In short, I was not impressed.

I had a discussion with another member of the club afterward and he basically said that if you enter competitions, you enter to win; and to win you submit pictures which you know the judges will like. And that means you look at what has done well in the past, and recreate it.

So, it seems to be ‘a renowned prize-winning photographer’ you need to lose all shreds of creativity, and just follow the herd.

That’s not for me. I’ll still enter the competitions, but I won’t be upset when I don’t win – who knows, maybe one day I might even get some useful feedback.

This is identical to the stuff which has annoyed me about music creation over the past few years; everyone seems to think that slapping a fistful of samples together over a beat which sounds kind-of-like-something-that’s-in-the-charts constitutes writing a track. Worse still, this gets perpetuated and soon all of the creativity has been squeezed out of music (the same applies to so-called manufactured bands – a couple of safe covers, a number one single and then it’s back to the dole queue for you my lad).

If it’s any consolation I now feel sufficiently fired up that I might even start doing some more music (that, of course, no-one will like).

Sorry about the rant 😉

ps: with regard to photoshop. I have no problem with it per se, but it does annoy me when people print out their latest abomination and cheerfully remark that they wouldn’t be able to repeat the picture since they ‘were just messing about’. That’s not art, that’s mindless button-pushing. A monkey could do that (an infinite number of monkeys would be able to do rather better I fear)

So, the journey continues…
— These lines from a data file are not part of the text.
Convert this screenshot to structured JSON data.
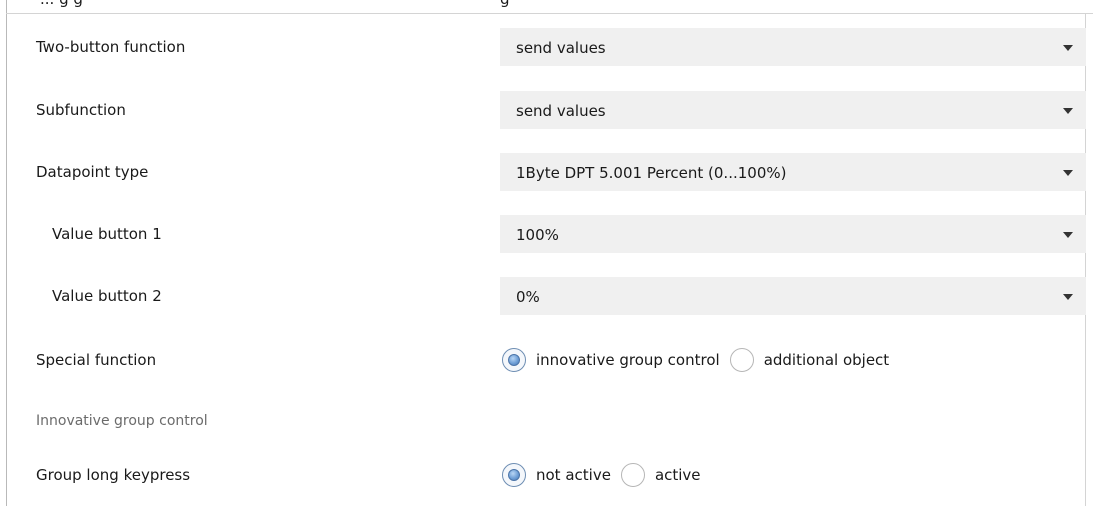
{
  "header_partial": {
    "left_text": "... g g",
    "right_text": "g"
  },
  "rows": [
    {
      "label": "Two-button function",
      "type": "select",
      "value": "send values"
    },
    {
      "label": "Subfunction",
      "type": "select",
      "value": "send values"
    },
    {
      "label": "Datapoint type",
      "type": "select",
      "value": "1Byte DPT 5.001 Percent (0...100%)"
    },
    {
      "label": "Value button 1",
      "type": "select",
      "value": "100%"
    },
    {
      "label": "Value button 2",
      "type": "select",
      "value": "0%"
    },
    {
      "label": "Special function",
      "type": "radio",
      "options": [
        "innovative group control",
        "additional object"
      ],
      "selected": "innovative group control"
    },
    {
      "label": "Innovative group control",
      "type": "section"
    },
    {
      "label": "Group long keypress",
      "type": "radio",
      "options": [
        "not active",
        "active"
      ],
      "selected": "not active"
    }
  ],
  "icons": {
    "dropdown": "chevron-down-icon",
    "radio": "radio-circle-icon"
  },
  "colors": {
    "select_background": "#f0f0f0",
    "radio_selected": "#6f9fd6",
    "section_text": "#6b6b6b"
  }
}
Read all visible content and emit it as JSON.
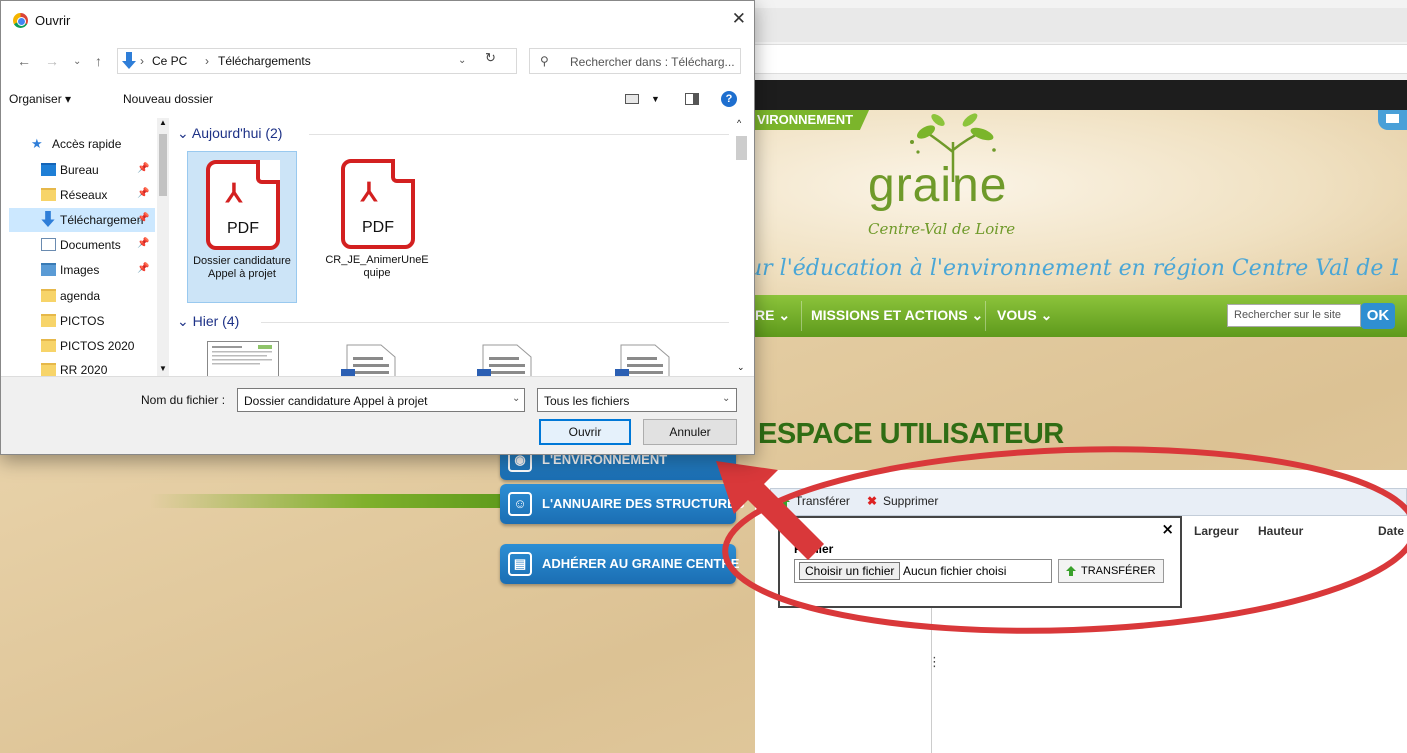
{
  "dialog": {
    "title": "Ouvrir",
    "close": "✕",
    "breadcrumb": [
      "Ce PC",
      "Téléchargements"
    ],
    "search_placeholder": "Rechercher dans : Télécharg...",
    "organiser": "Organiser ▾",
    "nouveau_dossier": "Nouveau dossier",
    "help": "?",
    "nav_items": [
      {
        "label": "Accès rapide",
        "pinned": false
      },
      {
        "label": "Bureau",
        "pinned": true
      },
      {
        "label": "Réseaux",
        "pinned": true
      },
      {
        "label": "Téléchargements",
        "pinned": true
      },
      {
        "label": "Documents",
        "pinned": true
      },
      {
        "label": "Images",
        "pinned": true
      },
      {
        "label": "agenda",
        "pinned": false
      },
      {
        "label": "PICTOS",
        "pinned": false
      },
      {
        "label": "PICTOS 2020",
        "pinned": false
      },
      {
        "label": "RR 2020",
        "pinned": false
      }
    ],
    "groups": {
      "today": "Aujourd'hui (2)",
      "yesterday": "Hier (4)"
    },
    "files": [
      {
        "name": "Dossier candidature Appel à projet",
        "type": "PDF",
        "selected": true
      },
      {
        "name": "CR_JE_AnimerUneEquipe",
        "type": "PDF",
        "selected": false
      }
    ],
    "filename_label": "Nom du fichier :",
    "filename_value": "Dossier candidature Appel à projet",
    "filetype_value": "Tous les fichiers",
    "open_button": "Ouvrir",
    "cancel_button": "Annuler"
  },
  "site": {
    "env_tab": "VIRONNEMENT",
    "logo": "graine",
    "logo_sub": "Centre-Val de Loire",
    "tagline": "ur l'éducation à l'environnement en région Centre Val de Loire",
    "nav": [
      "RE ⌄",
      "MISSIONS ET ACTIONS ⌄",
      "VOUS ⌄"
    ],
    "search_placeholder": "Rechercher sur le site",
    "search_ok": "OK",
    "heading": "ESPACE UTILISATEUR",
    "side_buttons": [
      "L'ENVIRONNEMENT",
      "L'ANNUAIRE DES STRUCTURES",
      "ADHÉRER AU GRAINE CENTRE"
    ]
  },
  "file_manager": {
    "transfer": "Transférer",
    "delete": "Supprimer",
    "columns": [
      "Largeur",
      "Hauteur",
      "Date"
    ],
    "upload_label": "Fichier",
    "choose_button": "Choisir un fichier",
    "no_file": "Aucun fichier choisi",
    "upload_button": "TRANSFÉRER",
    "close": "×"
  },
  "colors": {
    "brand_green": "#6f9a2a",
    "nav_green": "#5e9a1c",
    "button_blue": "#1b6eb3",
    "annotation_red": "#d9383a",
    "selection_blue": "#cce4f7"
  }
}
I now have some filmholders (double-darkslides) to go with my recently-purchased MPP Micro-Technical camera. I bought the camera at a camera fair just before Christmas and spent a few contented hours getting the shutter up to scratch and making a temporary ground-glass screen.

Having bought some film (which arrived before Christmas too) I have been champing at the bit somewhat – unable to take pictures without darkslides (I should have got some filmholders with the camera, but the seller said that he was going to send them on – they have now arrived!). This has meant that I have been able to read up on and experiment with the effects of the camera movements.
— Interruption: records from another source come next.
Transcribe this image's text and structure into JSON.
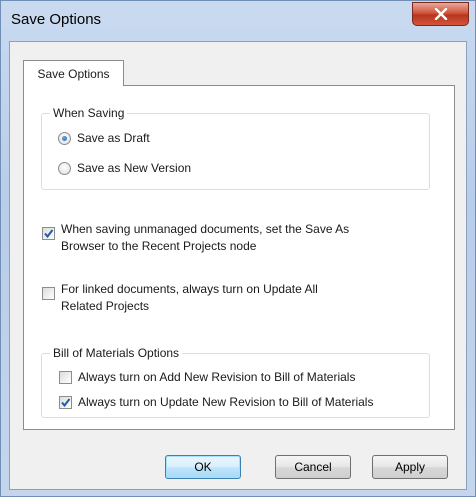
{
  "window": {
    "title": "Save Options"
  },
  "tabs": [
    {
      "label": "Save Options",
      "selected": true
    }
  ],
  "when_saving": {
    "legend": "When Saving",
    "options": [
      {
        "label": "Save as Draft",
        "selected": true
      },
      {
        "label": "Save as New Version",
        "selected": false
      }
    ]
  },
  "options": {
    "unmanaged": {
      "line1": "When saving unmanaged documents, set the Save As",
      "line2": "Browser to the Recent Projects node",
      "checked": true
    },
    "linked": {
      "line1": "For linked documents, always turn on Update All",
      "line2": "Related Projects",
      "checked": false
    }
  },
  "bom": {
    "legend": "Bill of Materials Options",
    "items": [
      {
        "label": "Always turn on Add New Revision to Bill of Materials",
        "checked": false
      },
      {
        "label": "Always turn on Update New Revision to Bill of Materials",
        "checked": true
      }
    ]
  },
  "buttons": {
    "ok": "OK",
    "cancel": "Cancel",
    "apply": "Apply"
  },
  "icons": {
    "close": "close-icon",
    "check": "checkmark-icon"
  },
  "colors": {
    "accent": "#1d5eaa",
    "close_button": "#c9452c",
    "title_bar": "#c2d5ee"
  }
}
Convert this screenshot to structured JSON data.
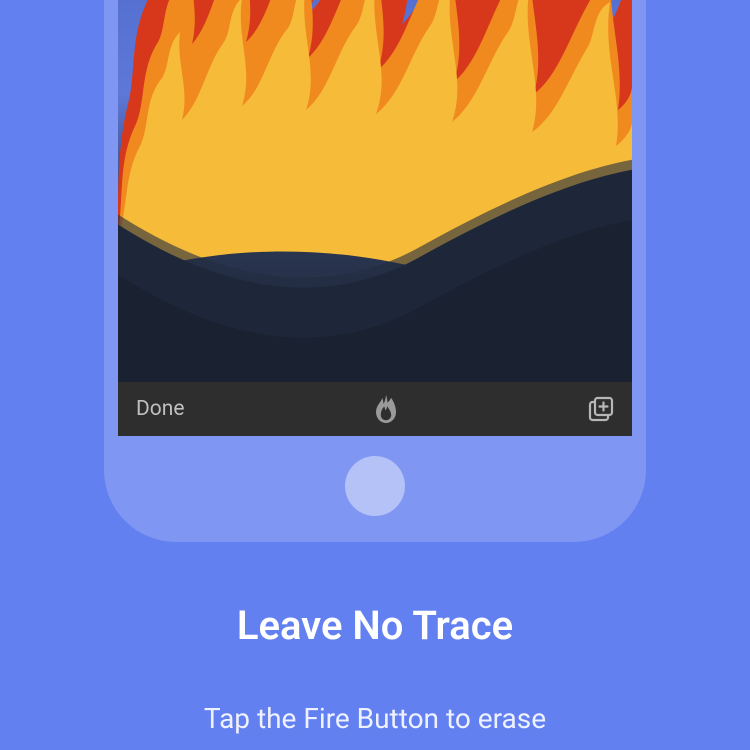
{
  "onboarding": {
    "headline": "Leave No Trace",
    "subtext": "Tap the Fire Button to erase"
  },
  "tabbar": {
    "done_label": "Done",
    "fire_icon_name": "flame-icon",
    "tabs_icon_name": "tabs-add-icon"
  }
}
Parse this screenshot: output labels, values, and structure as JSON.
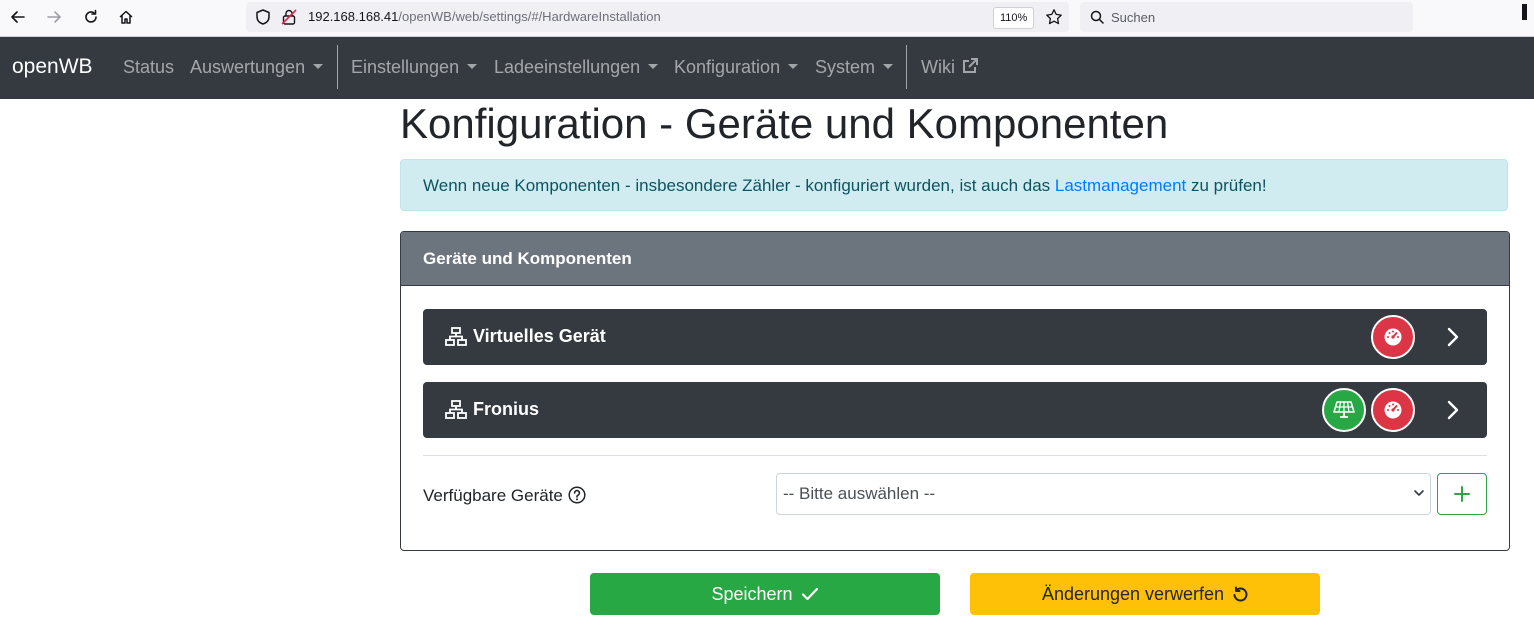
{
  "browser": {
    "url_host": "192.168.168.41",
    "url_path": "/openWB/web/settings/#/HardwareInstallation",
    "zoom": "110%",
    "search_placeholder": "Suchen"
  },
  "navbar": {
    "brand": "openWB",
    "items": [
      {
        "label": "Status",
        "dropdown": false
      },
      {
        "label": "Auswertungen",
        "dropdown": true
      },
      {
        "label": "Einstellungen",
        "dropdown": true
      },
      {
        "label": "Ladeeinstellungen",
        "dropdown": true
      },
      {
        "label": "Konfiguration",
        "dropdown": true
      },
      {
        "label": "System",
        "dropdown": true
      },
      {
        "label": "Wiki",
        "dropdown": false,
        "external": true
      }
    ]
  },
  "page": {
    "title": "Konfiguration - Geräte und Komponenten"
  },
  "alert": {
    "text_before": "Wenn neue Komponenten - insbesondere Zähler - konfiguriert wurden, ist auch das ",
    "link": "Lastmanagement",
    "text_after": " zu prüfen!"
  },
  "card": {
    "header": "Geräte und Komponenten",
    "devices": [
      {
        "name": "Virtuelles Gerät",
        "components": [
          "counter"
        ]
      },
      {
        "name": "Fronius",
        "components": [
          "pv",
          "counter"
        ]
      }
    ],
    "available_label": "Verfügbare Geräte",
    "select_value": "-- Bitte auswählen --"
  },
  "actions": {
    "save_label": "Speichern",
    "discard_label": "Änderungen verwerfen"
  },
  "colors": {
    "navbar_bg": "#343a40",
    "card_header_bg": "#6c757d",
    "counter_badge": "#dc3545",
    "pv_badge": "#28a745",
    "save": "#28a745",
    "discard": "#ffc107",
    "alert_bg": "#d1ecf1"
  }
}
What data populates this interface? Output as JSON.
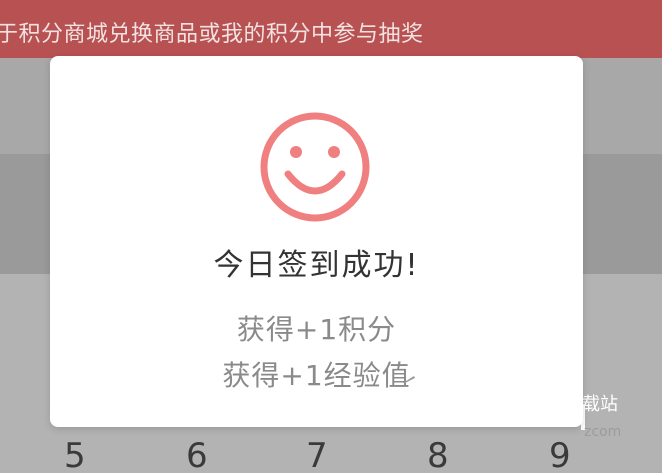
{
  "background": {
    "banner_text": "于积分商城兑换商品或我的积分中参与抽奖",
    "calendar_days": [
      "5",
      "6",
      "7",
      "8",
      "9"
    ],
    "watermark": "载站",
    "watermark_sub": "zcom"
  },
  "dialog": {
    "icon": "smile-icon",
    "title": "今日签到成功!",
    "rewards": [
      "获得+1积分",
      "获得+1经验值"
    ]
  },
  "colors": {
    "accent": "#f08080",
    "banner": "#b85252",
    "title": "#333333",
    "reward_text": "#8a8a8a"
  }
}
I think that this weekend I will do a few portraits of my sister’s family before they emigrate to Australia on June 22nd… and hope I don’t mess up the processing!
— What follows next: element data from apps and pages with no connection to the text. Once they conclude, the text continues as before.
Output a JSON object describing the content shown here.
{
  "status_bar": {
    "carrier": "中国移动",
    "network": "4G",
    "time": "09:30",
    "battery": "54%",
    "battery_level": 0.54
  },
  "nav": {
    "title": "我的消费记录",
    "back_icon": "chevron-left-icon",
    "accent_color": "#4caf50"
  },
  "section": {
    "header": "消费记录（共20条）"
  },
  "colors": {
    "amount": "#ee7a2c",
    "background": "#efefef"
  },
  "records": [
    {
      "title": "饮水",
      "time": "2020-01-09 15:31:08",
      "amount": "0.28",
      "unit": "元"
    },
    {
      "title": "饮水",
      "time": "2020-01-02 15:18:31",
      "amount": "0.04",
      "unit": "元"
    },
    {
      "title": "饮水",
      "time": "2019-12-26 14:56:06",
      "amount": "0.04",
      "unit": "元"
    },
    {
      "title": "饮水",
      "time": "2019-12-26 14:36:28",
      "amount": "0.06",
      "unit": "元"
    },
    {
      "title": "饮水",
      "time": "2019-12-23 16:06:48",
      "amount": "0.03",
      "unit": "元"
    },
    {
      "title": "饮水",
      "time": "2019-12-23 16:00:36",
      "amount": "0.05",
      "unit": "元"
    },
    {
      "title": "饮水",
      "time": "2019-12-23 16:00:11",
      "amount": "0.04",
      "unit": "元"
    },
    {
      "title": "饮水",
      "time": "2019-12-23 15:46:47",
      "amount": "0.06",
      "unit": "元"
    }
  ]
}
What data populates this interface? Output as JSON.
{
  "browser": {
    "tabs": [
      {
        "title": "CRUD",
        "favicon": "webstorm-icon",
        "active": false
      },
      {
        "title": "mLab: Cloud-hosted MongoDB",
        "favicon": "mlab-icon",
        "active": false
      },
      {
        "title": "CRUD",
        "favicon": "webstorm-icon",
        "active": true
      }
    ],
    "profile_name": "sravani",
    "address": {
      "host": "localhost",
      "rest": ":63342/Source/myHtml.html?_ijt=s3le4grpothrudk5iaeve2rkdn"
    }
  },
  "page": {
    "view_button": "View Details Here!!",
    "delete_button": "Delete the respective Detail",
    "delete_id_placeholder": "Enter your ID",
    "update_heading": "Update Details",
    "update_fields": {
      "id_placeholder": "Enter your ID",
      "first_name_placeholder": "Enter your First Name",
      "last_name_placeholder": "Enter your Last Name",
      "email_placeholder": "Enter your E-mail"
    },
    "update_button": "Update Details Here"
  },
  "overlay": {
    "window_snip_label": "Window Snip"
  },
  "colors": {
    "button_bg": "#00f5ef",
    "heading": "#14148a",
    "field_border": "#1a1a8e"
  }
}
I probably have too many cameras. There, I’ve said it. I cannot possibly use all of them all of the time, but I do use all of them some of the time.

I have been wondering about getting a digital SLR, since it would give me more scope for experimentation (at least the feedback loop is much shorter), but have simultaneously been feeling the pull of yet another film format – this time large format (LF). LF cameras use sheet film rather than roll film, generally have a negative bigger than 6cm x 9cm, and offer all sorts of exciting movements, where the relative positions of lens and film can be moved around.

Last Sunday, the large-format pull won. I picked up a Mark VI MPP Micro-Technical camera from the Boston Spa camera fair. The price was good, but there are some caveats: There was no ground-glass screen, the shutter was erratic and the cosmetic condition left something to be desired. However, this is a complete camera and has set me back about half what I was expecting (looking at ebay etc.).

The digital SLR will have to wait…

However, as I said at the top – I have too many cameras. I managed to offload one of my cameras to the guy who I bought the MPP from, but he wouldn’t take two of the others I had with me. Still, that retained equilibrium in the camera count.

Until Wednesday, when my local camera club had an auction to raise funds for the club… The idea being that people bring in their unwanted photo gear and auction it – all proceeds going to the club funds. I spent a whopping £11 and picked up 11 rolls of 120 film, an unopened pack of 12×16″ black and white photo paper, various darkroom odds and ends, and…. another camera. A Yashica-Mat TLR from around 1960. Perfect condition, and only a fiver.

I really must stop buying these things!